About this exercise ▸
Print every one of the records verbatim, omitting nothing.

Items from an interface collection
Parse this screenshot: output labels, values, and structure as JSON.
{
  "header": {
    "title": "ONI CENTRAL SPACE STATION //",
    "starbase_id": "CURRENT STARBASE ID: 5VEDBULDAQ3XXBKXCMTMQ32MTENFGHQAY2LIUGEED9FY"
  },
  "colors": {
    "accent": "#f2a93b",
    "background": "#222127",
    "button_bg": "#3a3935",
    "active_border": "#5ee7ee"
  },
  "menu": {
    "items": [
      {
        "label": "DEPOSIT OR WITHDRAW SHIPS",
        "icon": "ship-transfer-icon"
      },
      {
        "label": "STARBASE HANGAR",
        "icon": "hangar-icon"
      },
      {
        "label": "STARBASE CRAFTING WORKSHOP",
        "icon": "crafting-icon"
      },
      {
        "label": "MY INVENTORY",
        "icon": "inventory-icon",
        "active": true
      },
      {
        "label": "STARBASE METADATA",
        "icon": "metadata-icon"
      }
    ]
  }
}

Output ▸
Parse this screenshot: output labels, values, and structure as JSON.
{
  "header": {
    "title": "ONI CENTRAL SPACE STATION //",
    "starbase_id": "CURRENT STARBASE ID: 5VEDBULDAQ3XXBKXCMTMQ32MTENFGHQAY2LIUGEED9FY"
  },
  "colors": {
    "accent": "#f2a93b",
    "background": "#222127",
    "button_bg": "#3a3935",
    "active_border": "#5ee7ee"
  },
  "menu": {
    "items": [
      {
        "label": "DEPOSIT OR WITHDRAW SHIPS",
        "icon": "ship-transfer-icon"
      },
      {
        "label": "STARBASE HANGAR",
        "icon": "hangar-icon"
      },
      {
        "label": "STARBASE CRAFTING WORKSHOP",
        "icon": "crafting-icon"
      },
      {
        "label": "MY INVENTORY",
        "icon": "inventory-icon",
        "active": true
      },
      {
        "label": "STARBASE METADATA",
        "icon": "metadata-icon"
      }
    ]
  }
}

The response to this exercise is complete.